7. Communication Skills
Communication skills can be a somewhat tricky and fraught area, as many activities centered around communication also run the risk of centering allistic social norms and focusing on a singular “proper” way to communicate rather than thinking more broadly about how an individual can use their communication skills to navigate situations and reach their goals.
Some examples of skills that can be practiced that aren’t inherently enforcing a particular social norm include practicing active listening, expressing our feelings, and engaging in conversations with our family, friends, and peers. As someone providing support and guidance during these activities, rather than seeking to “correct” certain styles of communication, it can be helpful to talk over points of frustration and brainstorm different strategies for navigating the situation so that your child can decide what best fits their style.
8. Digital Literacy
The internet is a crucial component of most people’s lives, but navigating the internet comes with its own set of risks, pitfalls, and potential for misleading information. Some great starting points for children exploring online is to establish some credible safe spaces for them to explore.

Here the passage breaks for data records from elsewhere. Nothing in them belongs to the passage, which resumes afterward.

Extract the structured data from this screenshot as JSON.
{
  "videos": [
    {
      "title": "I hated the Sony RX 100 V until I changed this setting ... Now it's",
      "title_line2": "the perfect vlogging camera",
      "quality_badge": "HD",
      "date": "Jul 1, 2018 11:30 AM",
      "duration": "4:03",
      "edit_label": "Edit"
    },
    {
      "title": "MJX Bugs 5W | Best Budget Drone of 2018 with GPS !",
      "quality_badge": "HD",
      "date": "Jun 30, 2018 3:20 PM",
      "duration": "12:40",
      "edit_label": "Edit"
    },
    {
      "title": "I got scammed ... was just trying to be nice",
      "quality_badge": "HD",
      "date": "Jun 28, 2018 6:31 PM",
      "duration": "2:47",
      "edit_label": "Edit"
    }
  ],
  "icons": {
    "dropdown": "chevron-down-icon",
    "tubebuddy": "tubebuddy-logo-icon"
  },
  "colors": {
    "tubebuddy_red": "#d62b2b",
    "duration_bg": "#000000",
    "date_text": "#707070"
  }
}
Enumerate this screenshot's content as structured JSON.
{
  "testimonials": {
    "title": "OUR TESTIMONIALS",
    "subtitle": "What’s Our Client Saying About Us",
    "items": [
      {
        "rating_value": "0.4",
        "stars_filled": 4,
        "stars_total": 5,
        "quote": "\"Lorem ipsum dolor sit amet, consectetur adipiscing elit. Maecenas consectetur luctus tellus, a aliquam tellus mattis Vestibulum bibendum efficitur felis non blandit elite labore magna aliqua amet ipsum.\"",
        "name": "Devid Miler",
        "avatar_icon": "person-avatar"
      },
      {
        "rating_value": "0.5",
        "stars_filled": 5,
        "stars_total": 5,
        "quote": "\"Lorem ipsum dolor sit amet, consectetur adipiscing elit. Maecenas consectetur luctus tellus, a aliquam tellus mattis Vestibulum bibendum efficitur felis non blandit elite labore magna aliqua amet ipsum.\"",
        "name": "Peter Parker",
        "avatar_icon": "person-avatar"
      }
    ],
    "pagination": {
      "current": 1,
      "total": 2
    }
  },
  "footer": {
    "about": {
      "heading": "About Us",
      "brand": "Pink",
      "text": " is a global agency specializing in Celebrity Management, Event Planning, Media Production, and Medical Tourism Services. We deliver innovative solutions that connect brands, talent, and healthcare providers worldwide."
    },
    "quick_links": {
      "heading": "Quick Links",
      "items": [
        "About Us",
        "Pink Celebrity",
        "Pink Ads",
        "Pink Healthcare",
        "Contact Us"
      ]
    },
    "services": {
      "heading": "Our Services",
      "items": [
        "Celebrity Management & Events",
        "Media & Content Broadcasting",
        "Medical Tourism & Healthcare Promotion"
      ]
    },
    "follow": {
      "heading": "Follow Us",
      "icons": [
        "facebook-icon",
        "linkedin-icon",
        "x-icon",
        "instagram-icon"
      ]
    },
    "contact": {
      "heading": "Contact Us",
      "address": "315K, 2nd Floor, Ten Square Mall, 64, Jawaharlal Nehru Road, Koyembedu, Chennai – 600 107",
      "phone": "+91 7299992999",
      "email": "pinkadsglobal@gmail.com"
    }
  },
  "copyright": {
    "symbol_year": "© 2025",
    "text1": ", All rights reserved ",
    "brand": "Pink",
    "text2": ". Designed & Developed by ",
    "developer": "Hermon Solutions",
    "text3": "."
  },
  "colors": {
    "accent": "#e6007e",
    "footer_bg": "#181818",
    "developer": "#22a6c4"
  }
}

As your child gets ready to explore more of the internet as a whole, you can move on to topics like what kinds of information is OK to share, online safety, and how to identify good and helpful resources. One great opportunity to segue into one of these activities is if your child has a question that could be researched online! Finding the answer together can help impart some of the navigational knowhow we pick up over a lifetime of internet use.

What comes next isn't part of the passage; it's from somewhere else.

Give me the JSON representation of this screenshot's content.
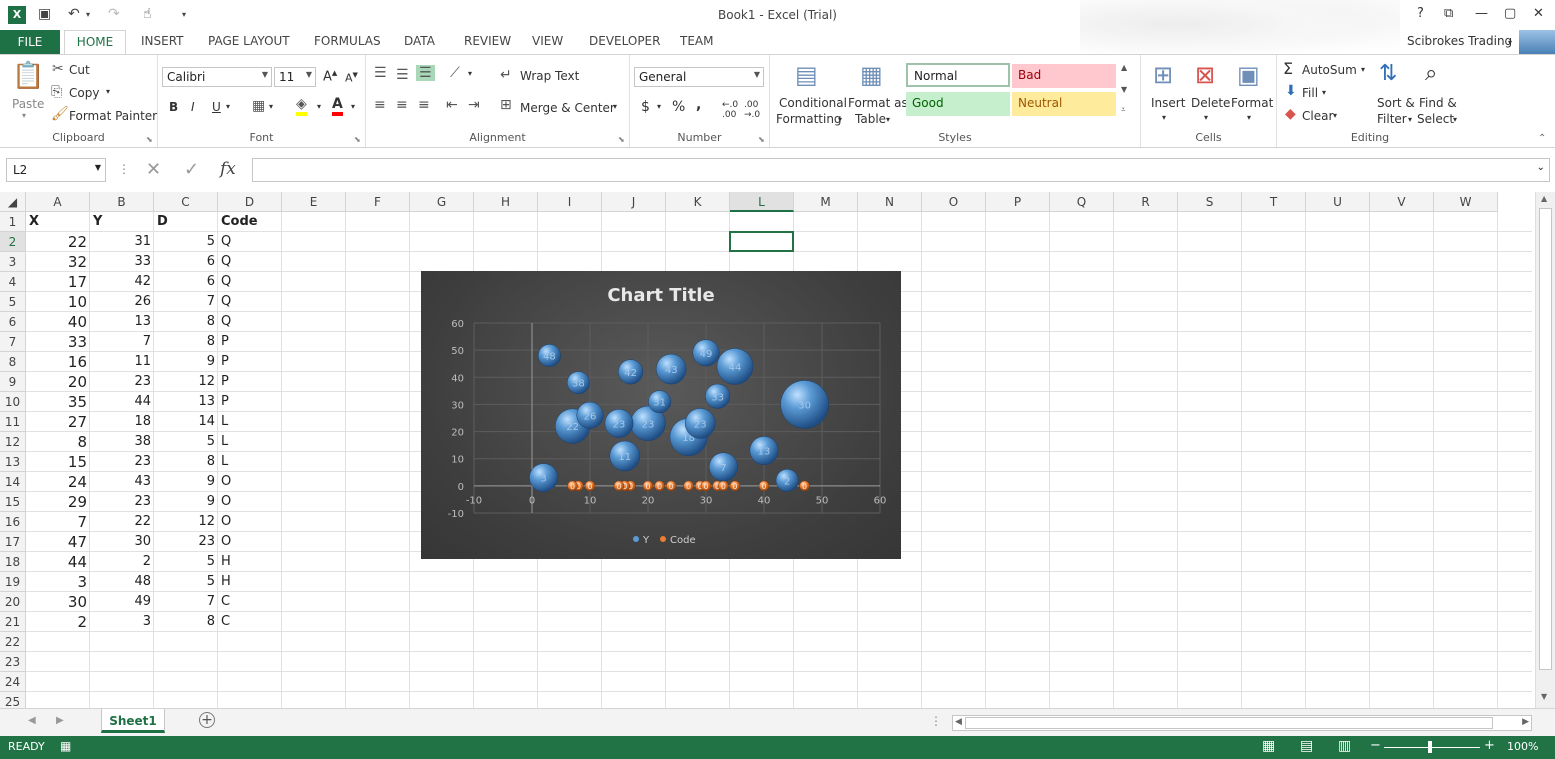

Another often crucial component of independent living is self-regulation. It is not always easy to be perfectly in tune with our emotions, and it’s no fun to suddenly feel overwhelmed without any great strategies for trying to feel better. In other words, it’s a skill like any other that feels much better to practice and prepare for than be scrambling for solutions in an emergency! Some examples of strategies you can practice are deep breathing, mindfulness exercises, or identifying activities they enjoy that can help to take their mind off the challenging situation.

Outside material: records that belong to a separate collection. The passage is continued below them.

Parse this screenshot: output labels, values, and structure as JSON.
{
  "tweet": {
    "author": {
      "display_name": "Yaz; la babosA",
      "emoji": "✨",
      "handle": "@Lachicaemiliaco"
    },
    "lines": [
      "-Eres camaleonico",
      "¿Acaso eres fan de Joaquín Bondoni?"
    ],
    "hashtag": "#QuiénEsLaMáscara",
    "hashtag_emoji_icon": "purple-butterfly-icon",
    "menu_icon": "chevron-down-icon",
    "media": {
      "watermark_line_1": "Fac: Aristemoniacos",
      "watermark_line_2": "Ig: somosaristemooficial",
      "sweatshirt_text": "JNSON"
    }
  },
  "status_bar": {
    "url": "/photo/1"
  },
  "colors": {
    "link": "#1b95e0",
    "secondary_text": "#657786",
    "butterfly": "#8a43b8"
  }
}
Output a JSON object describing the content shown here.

One thing to remember is that practice here is as much about figuring out what works as it is about trying to improve at it. We all have different techniques that work best for us when it comes to self-regulation, so don’t be afraid to set aside solutions that just don’t seem to work or to embrace solutions that seem unconventional when the person using them finds them to be effective. If it helps with the problem at hand and is not creating a different kind of harm then it’s a reasonable candidate to be a self-regulation technique!
10. Community and Personal Safety
Community and personal safety covers a whole variety of skills, from practical first aid like treating minor cuts and burns to recognizing emergency numbers to seeking out help and limiting risk in the event of a serious accident or injury. Talking out scenarios regarding what to do in different emergencies can make a major difference should such an unfortunate situation ever arise!
Safety skills can also include some basic information on what to do and what not to do when out in the community to limit the possibility of ending up in an unnecessarily risky situation. Talking about how to identify who is safe to talk to in public, making plans for specific activities, and coming up with contingency plans in case something goes wrong are all ways to add an extra safety element to our day to day community activities.
We hope that these categories and suggestions have spurred your thinking on how to set up some potential activities that fit the specific needs of the person you are supporting.
If you would like to see us go deeper on this topic and potentially get into planning some more complex activities we would love to hear from you! Just drop us a line at firstname.lastname@example.org and we will be back next week with the third part of this series: executive functioning activities!